WHAT YOU NEED TO DO
All entries should be printed precisely as written.

Records from a data source:
•••
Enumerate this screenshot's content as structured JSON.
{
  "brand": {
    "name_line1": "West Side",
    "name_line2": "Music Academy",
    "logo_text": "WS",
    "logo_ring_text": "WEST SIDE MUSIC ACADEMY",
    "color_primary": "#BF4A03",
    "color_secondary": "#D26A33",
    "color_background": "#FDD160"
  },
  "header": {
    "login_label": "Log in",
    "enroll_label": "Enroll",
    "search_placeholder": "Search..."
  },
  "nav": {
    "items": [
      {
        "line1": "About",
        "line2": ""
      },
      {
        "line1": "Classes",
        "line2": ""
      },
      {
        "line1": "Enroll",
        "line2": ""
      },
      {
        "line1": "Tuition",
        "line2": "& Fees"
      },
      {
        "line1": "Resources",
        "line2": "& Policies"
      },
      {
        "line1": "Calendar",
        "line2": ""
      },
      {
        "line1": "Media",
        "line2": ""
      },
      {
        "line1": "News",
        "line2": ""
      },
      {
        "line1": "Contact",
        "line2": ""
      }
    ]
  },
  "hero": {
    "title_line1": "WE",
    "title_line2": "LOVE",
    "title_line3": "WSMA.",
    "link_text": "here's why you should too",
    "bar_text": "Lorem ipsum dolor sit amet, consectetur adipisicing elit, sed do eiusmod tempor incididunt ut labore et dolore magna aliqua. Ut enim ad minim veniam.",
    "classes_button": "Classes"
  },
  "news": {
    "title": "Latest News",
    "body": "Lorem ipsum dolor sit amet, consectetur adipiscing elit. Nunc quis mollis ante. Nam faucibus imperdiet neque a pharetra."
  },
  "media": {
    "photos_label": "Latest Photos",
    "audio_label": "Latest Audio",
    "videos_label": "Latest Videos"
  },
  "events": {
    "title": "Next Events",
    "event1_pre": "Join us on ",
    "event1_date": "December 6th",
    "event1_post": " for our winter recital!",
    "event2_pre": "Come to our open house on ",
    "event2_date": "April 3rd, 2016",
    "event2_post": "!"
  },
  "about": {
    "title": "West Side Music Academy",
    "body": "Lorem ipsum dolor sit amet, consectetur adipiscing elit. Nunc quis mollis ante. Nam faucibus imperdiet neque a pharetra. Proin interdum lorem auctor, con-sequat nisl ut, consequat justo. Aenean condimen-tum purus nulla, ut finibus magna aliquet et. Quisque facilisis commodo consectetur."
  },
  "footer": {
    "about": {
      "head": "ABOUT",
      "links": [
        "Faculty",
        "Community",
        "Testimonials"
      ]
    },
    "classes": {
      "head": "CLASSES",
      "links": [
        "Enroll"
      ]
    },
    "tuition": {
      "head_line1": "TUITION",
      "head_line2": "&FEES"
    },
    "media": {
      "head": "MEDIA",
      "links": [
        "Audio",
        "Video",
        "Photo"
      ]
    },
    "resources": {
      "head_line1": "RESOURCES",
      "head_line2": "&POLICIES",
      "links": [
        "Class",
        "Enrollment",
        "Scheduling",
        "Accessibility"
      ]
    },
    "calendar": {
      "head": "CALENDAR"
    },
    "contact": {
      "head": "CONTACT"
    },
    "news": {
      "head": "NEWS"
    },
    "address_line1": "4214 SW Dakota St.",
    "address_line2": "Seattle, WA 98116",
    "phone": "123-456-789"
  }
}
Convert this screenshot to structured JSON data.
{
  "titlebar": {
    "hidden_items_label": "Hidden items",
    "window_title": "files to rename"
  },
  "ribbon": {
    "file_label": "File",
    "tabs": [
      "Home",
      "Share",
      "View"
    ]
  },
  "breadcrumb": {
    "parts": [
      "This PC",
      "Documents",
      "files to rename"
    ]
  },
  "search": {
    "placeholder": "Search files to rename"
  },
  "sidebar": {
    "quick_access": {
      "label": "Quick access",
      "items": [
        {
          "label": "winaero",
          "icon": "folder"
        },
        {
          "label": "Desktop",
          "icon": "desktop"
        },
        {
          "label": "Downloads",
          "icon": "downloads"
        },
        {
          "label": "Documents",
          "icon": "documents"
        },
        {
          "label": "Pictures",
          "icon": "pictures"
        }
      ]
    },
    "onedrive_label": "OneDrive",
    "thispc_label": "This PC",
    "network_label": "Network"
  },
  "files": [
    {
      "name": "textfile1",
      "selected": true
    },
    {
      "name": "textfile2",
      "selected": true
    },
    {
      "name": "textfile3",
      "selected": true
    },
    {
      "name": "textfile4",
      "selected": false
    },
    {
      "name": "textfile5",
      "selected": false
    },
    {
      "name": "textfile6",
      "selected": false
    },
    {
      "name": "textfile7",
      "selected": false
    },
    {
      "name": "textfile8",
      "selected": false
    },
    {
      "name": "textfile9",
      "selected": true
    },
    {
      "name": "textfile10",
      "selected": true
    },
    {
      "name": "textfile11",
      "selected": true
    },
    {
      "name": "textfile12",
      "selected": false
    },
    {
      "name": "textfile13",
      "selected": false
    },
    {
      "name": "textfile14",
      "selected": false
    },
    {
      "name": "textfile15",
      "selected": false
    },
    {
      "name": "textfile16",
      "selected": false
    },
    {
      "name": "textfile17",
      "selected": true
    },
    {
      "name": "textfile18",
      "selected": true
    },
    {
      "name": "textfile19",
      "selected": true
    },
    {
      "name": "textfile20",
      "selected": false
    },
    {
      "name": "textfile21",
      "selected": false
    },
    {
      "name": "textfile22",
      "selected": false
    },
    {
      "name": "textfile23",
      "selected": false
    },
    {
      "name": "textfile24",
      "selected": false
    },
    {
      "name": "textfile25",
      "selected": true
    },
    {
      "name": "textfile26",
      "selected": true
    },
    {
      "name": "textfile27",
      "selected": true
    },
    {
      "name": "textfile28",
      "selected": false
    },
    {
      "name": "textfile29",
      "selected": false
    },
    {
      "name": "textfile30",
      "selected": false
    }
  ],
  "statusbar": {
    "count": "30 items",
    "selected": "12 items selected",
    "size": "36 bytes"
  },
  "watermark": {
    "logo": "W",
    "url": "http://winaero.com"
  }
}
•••
OUTPUT
Enumerate this screenshot's content as structured JSON.
{
  "brand": {
    "name_line1": "West Side",
    "name_line2": "Music Academy",
    "logo_text": "WS",
    "logo_ring_text": "WEST SIDE MUSIC ACADEMY",
    "color_primary": "#BF4A03",
    "color_secondary": "#D26A33",
    "color_background": "#FDD160"
  },
  "header": {
    "login_label": "Log in",
    "enroll_label": "Enroll",
    "search_placeholder": "Search..."
  },
  "nav": {
    "items": [
      {
        "line1": "About",
        "line2": ""
      },
      {
        "line1": "Classes",
        "line2": ""
      },
      {
        "line1": "Enroll",
        "line2": ""
      },
      {
        "line1": "Tuition",
        "line2": "& Fees"
      },
      {
        "line1": "Resources",
        "line2": "& Policies"
      },
      {
        "line1": "Calendar",
        "line2": ""
      },
      {
        "line1": "Media",
        "line2": ""
      },
      {
        "line1": "News",
        "line2": ""
      },
      {
        "line1": "Contact",
        "line2": ""
      }
    ]
  },
  "hero": {
    "title_line1": "WE",
    "title_line2": "LOVE",
    "title_line3": "WSMA.",
    "link_text": "here's why you should too",
    "bar_text": "Lorem ipsum dolor sit amet, consectetur adipisicing elit, sed do eiusmod tempor incididunt ut labore et dolore magna aliqua. Ut enim ad minim veniam.",
    "classes_button": "Classes"
  },
  "news": {
    "title": "Latest News",
    "body": "Lorem ipsum dolor sit amet, consectetur adipiscing elit. Nunc quis mollis ante. Nam faucibus imperdiet neque a pharetra."
  },
  "media": {
    "photos_label": "Latest Photos",
    "audio_label": "Latest Audio",
    "videos_label": "Latest Videos"
  },
  "events": {
    "title": "Next Events",
    "event1_pre": "Join us on ",
    "event1_date": "December 6th",
    "event1_post": " for our winter recital!",
    "event2_pre": "Come to our open house on ",
    "event2_date": "April 3rd, 2016",
    "event2_post": "!"
  },
  "about": {
    "title": "West Side Music Academy",
    "body": "Lorem ipsum dolor sit amet, consectetur adipiscing elit. Nunc quis mollis ante. Nam faucibus imperdiet neque a pharetra. Proin interdum lorem auctor, con-sequat nisl ut, consequat justo. Aenean condimen-tum purus nulla, ut finibus magna aliquet et. Quisque facilisis commodo consectetur."
  },
  "footer": {
    "about": {
      "head": "ABOUT",
      "links": [
        "Faculty",
        "Community",
        "Testimonials"
      ]
    },
    "classes": {
      "head": "CLASSES",
      "links": [
        "Enroll"
      ]
    },
    "tuition": {
      "head_line1": "TUITION",
      "head_line2": "&FEES"
    },
    "media": {
      "head": "MEDIA",
      "links": [
        "Audio",
        "Video",
        "Photo"
      ]
    },
    "resources": {
      "head_line1": "RESOURCES",
      "head_line2": "&POLICIES",
      "links": [
        "Class",
        "Enrollment",
        "Scheduling",
        "Accessibility"
      ]
    },
    "calendar": {
      "head": "CALENDAR"
    },
    "contact": {
      "head": "CONTACT"
    },
    "news": {
      "head": "NEWS"
    },
    "address_line1": "4214 SW Dakota St.",
    "address_line2": "Seattle, WA 98116",
    "phone": "123-456-789"
  }
}
Convert this screenshot to structured JSON data.
{
  "titlebar": {
    "hidden_items_label": "Hidden items",
    "window_title": "files to rename"
  },
  "ribbon": {
    "file_label": "File",
    "tabs": [
      "Home",
      "Share",
      "View"
    ]
  },
  "breadcrumb": {
    "parts": [
      "This PC",
      "Documents",
      "files to rename"
    ]
  },
  "search": {
    "placeholder": "Search files to rename"
  },
  "sidebar": {
    "quick_access": {
      "label": "Quick access",
      "items": [
        {
          "label": "winaero",
          "icon": "folder"
        },
        {
          "label": "Desktop",
          "icon": "desktop"
        },
        {
          "label": "Downloads",
          "icon": "downloads"
        },
        {
          "label": "Documents",
          "icon": "documents"
        },
        {
          "label": "Pictures",
          "icon": "pictures"
        }
      ]
    },
    "onedrive_label": "OneDrive",
    "thispc_label": "This PC",
    "network_label": "Network"
  },
  "files": [
    {
      "name": "textfile1",
      "selected": true
    },
    {
      "name": "textfile2",
      "selected": true
    },
    {
      "name": "textfile3",
      "selected": true
    },
    {
      "name": "textfile4",
      "selected": false
    },
    {
      "name": "textfile5",
      "selected": false
    },
    {
      "name": "textfile6",
      "selected": false
    },
    {
      "name": "textfile7",
      "selected": false
    },
    {
      "name": "textfile8",
      "selected": false
    },
    {
      "name": "textfile9",
      "selected": true
    },
    {
      "name": "textfile10",
      "selected": true
    },
    {
      "name": "textfile11",
      "selected": true
    },
    {
      "name": "textfile12",
      "selected": false
    },
    {
      "name": "textfile13",
      "selected": false
    },
    {
      "name": "textfile14",
      "selected": false
    },
    {
      "name": "textfile15",
      "selected": false
    },
    {
      "name": "textfile16",
      "selected": false
    },
    {
      "name": "textfile17",
      "selected": true
    },
    {
      "name": "textfile18",
      "selected": true
    },
    {
      "name": "textfile19",
      "selected": true
    },
    {
      "name": "textfile20",
      "selected": false
    },
    {
      "name": "textfile21",
      "selected": false
    },
    {
      "name": "textfile22",
      "selected": false
    },
    {
      "name": "textfile23",
      "selected": false
    },
    {
      "name": "textfile24",
      "selected": false
    },
    {
      "name": "textfile25",
      "selected": true
    },
    {
      "name": "textfile26",
      "selected": true
    },
    {
      "name": "textfile27",
      "selected": true
    },
    {
      "name": "textfile28",
      "selected": false
    },
    {
      "name": "textfile29",
      "selected": false
    },
    {
      "name": "textfile30",
      "selected": false
    }
  ],
  "statusbar": {
    "count": "30 items",
    "selected": "12 items selected",
    "size": "36 bytes"
  },
  "watermark": {
    "logo": "W",
    "url": "http://winaero.com"
  }
}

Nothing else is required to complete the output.